Our No. 1 goal with GreenLight is to save you time and money -- to identify the big gushers in your plan and help you quickly plug the leaks. Our mandate with every issue is to unearth at least $450 you didn't even know you had.
Psst ... here's another $7,000
Our most recent issue doled out more than $7,000 worth of money-making and money-saving secrets. We highlighted three out-of-favor, large-cap growth investments (an ETF, mutual fund, and a stock) that would have turned $300 into $1,700 in a decade. We uncovered $491 in everyday money tips that will put you well ahead of the average American (which you can compare your finances to in a side-by-side cash comparison worksheet). And we got six Fool analysts to reveal their top-performing stock picks of all time. (Those gems are worth more than $5,000 to your bottom line.)

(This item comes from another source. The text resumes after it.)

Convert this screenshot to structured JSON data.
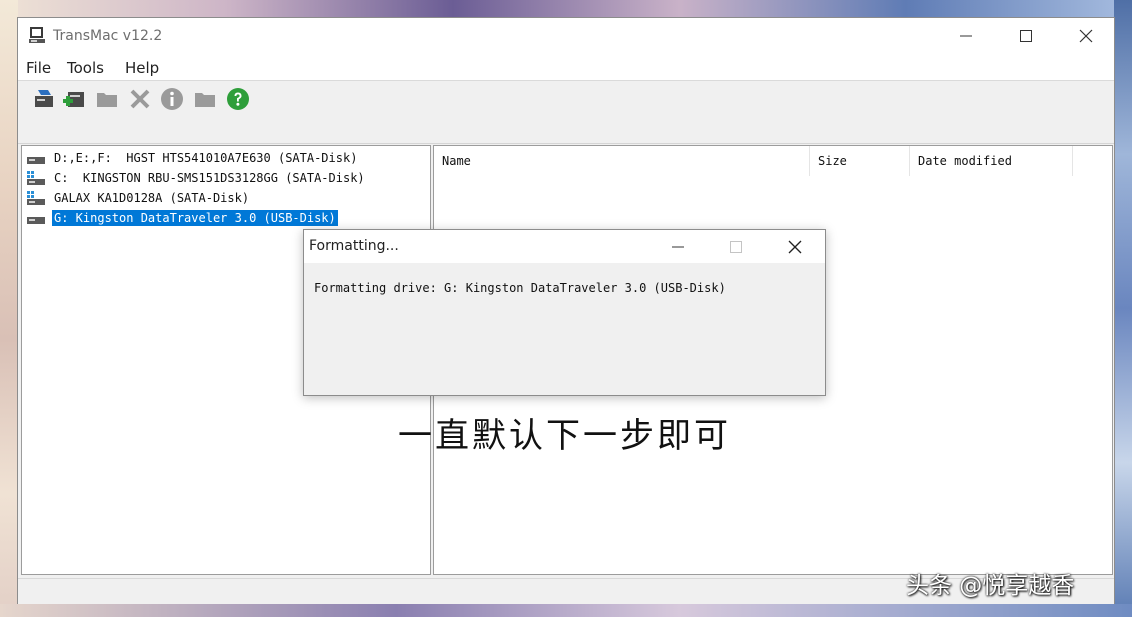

We also are big fans of finding heavily peddled products that are a waste of time and money. Test drive this issue for free for 30 days to find out which two credit-watch services are worth subscribing to (and why the majority of readers shouldn't even bother); a tempting type of insurance that's a complete waste of money and the most reliable brands of vacuums, gas ranges, washing machines, dishwashers, and desktop computers in our pithy "Deals, Steals & Scams" section. (FYI: Your subscription includes access to back issues and much more.)
Start counting your extra cash
When it comes to your finances, those seemingly undetectable cracks in your checking account, portfolio, bills, and rainy-day fund can seriously sideline your dreams. Let us help you patch them up.
Dayana Yochim gets giddy every time she finds a $5 bill in her coat pocket. She can hardly contain herself when she finds ideas for GreenLight thatnet readers fistfuls of cash. Dayana does not own shares of any company mentioned in this article. TXU and US Bancorp are Income Investor recommendations. The Fool'sdisclosure policyis priceless.